    I know how you all feel because I am a volunteer for the Schenectady neighborhood watch

  • Kim

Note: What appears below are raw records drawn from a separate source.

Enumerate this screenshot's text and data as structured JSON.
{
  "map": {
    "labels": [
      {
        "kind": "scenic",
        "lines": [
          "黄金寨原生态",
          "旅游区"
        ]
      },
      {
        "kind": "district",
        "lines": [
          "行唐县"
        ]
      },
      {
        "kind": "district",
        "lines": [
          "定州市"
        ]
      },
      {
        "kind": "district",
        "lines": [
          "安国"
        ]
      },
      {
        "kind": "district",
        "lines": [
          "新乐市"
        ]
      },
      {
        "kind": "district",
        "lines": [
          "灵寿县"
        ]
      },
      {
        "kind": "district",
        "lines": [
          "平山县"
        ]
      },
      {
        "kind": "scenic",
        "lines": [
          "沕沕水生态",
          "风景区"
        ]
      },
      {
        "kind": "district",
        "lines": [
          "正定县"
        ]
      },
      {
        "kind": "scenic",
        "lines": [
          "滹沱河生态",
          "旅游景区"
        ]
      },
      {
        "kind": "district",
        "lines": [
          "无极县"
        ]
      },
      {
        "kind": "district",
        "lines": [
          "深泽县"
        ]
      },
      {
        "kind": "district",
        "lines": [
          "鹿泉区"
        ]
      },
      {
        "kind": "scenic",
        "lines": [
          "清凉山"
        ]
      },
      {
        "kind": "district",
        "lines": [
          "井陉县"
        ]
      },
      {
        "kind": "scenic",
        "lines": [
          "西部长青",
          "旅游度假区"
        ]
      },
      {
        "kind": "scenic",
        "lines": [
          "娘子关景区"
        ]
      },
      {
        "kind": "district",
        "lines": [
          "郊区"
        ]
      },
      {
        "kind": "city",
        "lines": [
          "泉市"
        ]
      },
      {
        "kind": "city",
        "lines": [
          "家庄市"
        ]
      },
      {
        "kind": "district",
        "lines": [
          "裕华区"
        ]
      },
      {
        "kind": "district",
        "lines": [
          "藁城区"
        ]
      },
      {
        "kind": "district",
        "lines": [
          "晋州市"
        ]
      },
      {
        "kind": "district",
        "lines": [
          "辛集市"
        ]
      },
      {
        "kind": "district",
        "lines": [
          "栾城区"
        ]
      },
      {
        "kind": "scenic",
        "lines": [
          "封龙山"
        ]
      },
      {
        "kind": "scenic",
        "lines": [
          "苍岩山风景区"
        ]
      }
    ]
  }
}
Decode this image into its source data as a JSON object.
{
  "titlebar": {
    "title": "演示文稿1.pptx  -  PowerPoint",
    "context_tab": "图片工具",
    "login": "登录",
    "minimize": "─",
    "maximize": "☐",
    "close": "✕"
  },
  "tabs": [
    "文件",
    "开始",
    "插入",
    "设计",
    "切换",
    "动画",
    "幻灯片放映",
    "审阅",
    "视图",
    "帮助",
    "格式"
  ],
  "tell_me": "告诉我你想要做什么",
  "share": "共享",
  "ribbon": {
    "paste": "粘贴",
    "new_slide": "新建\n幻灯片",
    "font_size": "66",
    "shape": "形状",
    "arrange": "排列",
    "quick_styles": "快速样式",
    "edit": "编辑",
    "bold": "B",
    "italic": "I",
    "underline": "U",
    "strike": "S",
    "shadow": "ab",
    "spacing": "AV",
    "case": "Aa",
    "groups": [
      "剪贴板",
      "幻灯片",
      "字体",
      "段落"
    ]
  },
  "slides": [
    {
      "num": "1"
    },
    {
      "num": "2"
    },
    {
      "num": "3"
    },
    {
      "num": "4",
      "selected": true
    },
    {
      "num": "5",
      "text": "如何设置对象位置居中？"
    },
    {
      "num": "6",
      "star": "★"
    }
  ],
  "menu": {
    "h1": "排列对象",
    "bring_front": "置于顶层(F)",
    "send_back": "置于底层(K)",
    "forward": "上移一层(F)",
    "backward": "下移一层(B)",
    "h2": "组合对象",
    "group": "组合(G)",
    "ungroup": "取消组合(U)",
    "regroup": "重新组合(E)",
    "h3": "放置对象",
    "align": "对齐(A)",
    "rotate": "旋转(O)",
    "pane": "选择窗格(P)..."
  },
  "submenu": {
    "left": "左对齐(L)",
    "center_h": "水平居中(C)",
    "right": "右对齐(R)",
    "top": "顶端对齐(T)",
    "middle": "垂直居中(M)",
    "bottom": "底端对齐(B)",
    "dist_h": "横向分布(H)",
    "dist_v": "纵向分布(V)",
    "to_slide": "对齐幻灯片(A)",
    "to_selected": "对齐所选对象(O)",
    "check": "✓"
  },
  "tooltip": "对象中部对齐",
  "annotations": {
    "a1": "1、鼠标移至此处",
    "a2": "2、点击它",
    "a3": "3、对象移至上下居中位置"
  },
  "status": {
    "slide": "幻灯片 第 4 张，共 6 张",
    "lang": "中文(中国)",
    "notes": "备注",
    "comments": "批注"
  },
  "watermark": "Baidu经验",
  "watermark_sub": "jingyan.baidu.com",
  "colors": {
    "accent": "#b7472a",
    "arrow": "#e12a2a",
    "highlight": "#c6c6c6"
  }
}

    Good article. A few suggestions you might want to add sometime. Utilize true high security deadbolts and padlocks. We use Medeco brand and criminals have been unsuccessful at picking, raking, bumping and knocking all of the lock’s guts out for more than 5 years. But, we only purchase from an Authorized locksmith, not locksmiths who claim they are and that they can also re-key them. The locks must be sent to the manufacturer for re-keying which can take about 6 weeks from the time they are sent off to being returned to their rightful owner. And, without the swipe card, nobody’s going to get a new key or anything else, a good reason NOT to lose the card or let anyone see it or touch it. Security is not too expensive nor hard to obtain. Windows, the screens can be removed when the windows are opened and in will come the thieves, etc. Doors without hinges are the best. A steel rod inserted at the top and bottom corners with a nickel or other coin inserted into the holes helps keep the rods from wearing away at the the door’s interior and the rods from slowly losing their settings. A reinforced frame, thick and very sturdy, made of hardened steel or hardwood is preferable. One guy went back home, got an axe and hopped right back over a resident’s fence to ensure he would be able to get through the door and get what he initially went there for. Thieves, they are daring and are so bold these days as to go to almost any length necessary, if they want something bad enough. Cameras placed out of reach of thugs. Use a good glow in the dark paint to paint things, such as pathway bricks, garbage cans, doors, hiding spots, etc., so that when you peep out through the curtains or you are going to your car after dark, the odds will be more stacked in your favor. During the hours of 10 am and 3 pm, yes, thieves are usually committing their crimes but, it seems, we have found that some of the ones visiting us, including vandals, are coming around just after 8 am. Got an older type vehicle with the traditional clear coat on it? Use some NuFinish on it and then, every day, check your vehicle’s clear coat. Look for anything that looks like melted water at the ice skating rink, rumpling or lifted clear coat and wipe across tge wet clear coat or use a fingernail to scrape without scratching the paint and take a sniff. If vandals have attacked the clear coat, you just might smell fingernail polish remover. Or, gray matter which could be from Bondo. Thugs, they could go to vocational school and stop their criminalistic ways but no, it’s easier to use us for a free ride. There should be lws against criminal mooching. Lazy punks!